What are your thoughts on donor naming rights? Would you consider implementing such a policy for your nonprofit? Why or why not?

 

Tell It Like It Is April 17, 2013

Filed under: communications,transparency — fundtimes @ 4:59 pm

Everyone loves a good story. Whether absorbed through the eyes or ears, we relish the details surrounding another’s circumstance (fictional or otherwise). Bad intentions aside, I believe that such stories work to eliminate the xenophobia we may have towards our neighbors. This is certainly good news for the nonprofit sector.

As you know, the charitable sector relies heavily on the generosity of individual donors, foundations and corporate programs for funding. But this generosity is predicated on the belief that a nonprofit is capable of improving the lives of our nation’s most vulnerable populations. Thus, the narrative surrounding your nonprofit’s impact has to be airtight when it comes to securing support from the philanthropic community.

Simon Sinek, renowned thought leader and author of the best-selling book “Start With Why: How Great Leaders Inspire Everyone to Take Action”, recently shared this interesting tidbit:

“Stories are attempts to share our values and beliefs. Story telling is only worthwhile when it tells what we stand for, not what we do.”

So what does your nonprofit stand for? This question is typically answered by directing folks to your mission statement. But mission statements rarely get at the real-life examples of how a nonprofit impacts lives. This is when mastering the art of story telling becomes keenly useful in both cultivating and retaining donors.  Below are a few tips to help improve your communications:

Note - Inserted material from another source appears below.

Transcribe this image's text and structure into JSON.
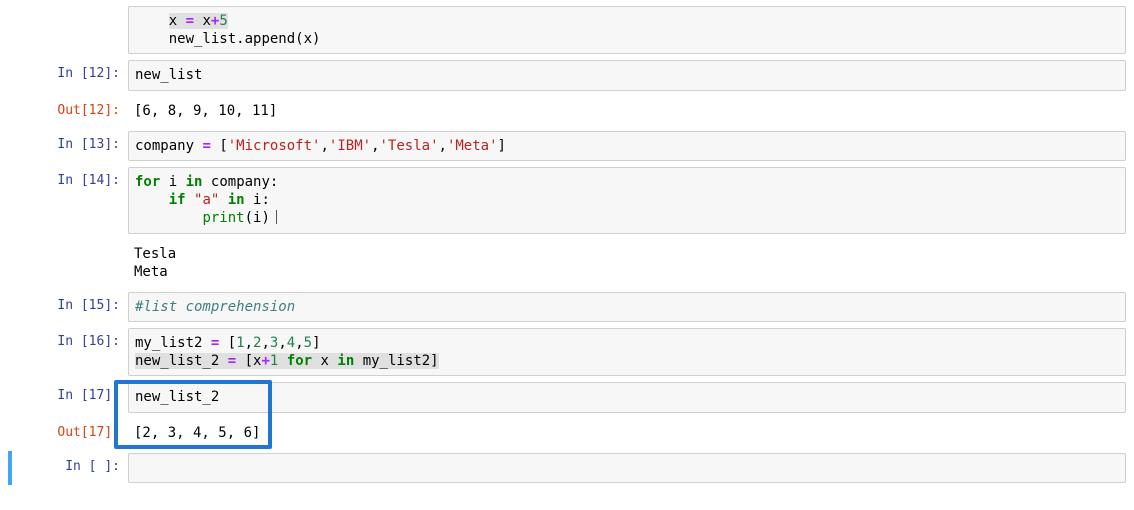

  • Assess Impact – Throughout the years, I’ve noticed that folks only consider the impact of their work when it’s time to write the dreaded grant report. By then, there’s a mad scramble to get testimonials from the people you’ve served and your own memory of how effective that workshop was is more than hazy. To avoid this, get in the habit of interviewing your constituents immediately after an event. Ask a few of your clients to provide testimonials of how your program has helped them.  It is tempting to relay how great your nonprofit is when reporting to the larger community, but nothing seals this viewpoint better than hearing directly from those you serve.
  • Create Your Propaganda – Once you have enough data on how awesome your nonprofit is, consider how you might frame this information for mass consumption. Creating a one-page fact sheet of community issues and how your nonprofit is working to change them is a great way to start. Want to appeal to those who lean towards visuals? Consider creating a infographic detailing the impact of your organization or producing a short video of your staff at work. Whatever you decide, be sure that your audience has multiple ways to learn about what you do. If you’re not sure where to start, just ask me. I’m here to help.
  • Sell Your Story – Now that your story is coming together, how do you make sure the rest of the world knows how great your nonprofit is? Consider adding any material to your website and driving attention to it through your Twitter and Facebook accounts. If you feel awkward that you haven’t reached out to your email list since the last giving appeal, then now is the time to show them what you’ve been up to. And don’t let this be all about you. Invite the larger community to give you feedback on ways your organization could be of greater service.

What are some other ways you share what your nonprofit stands for?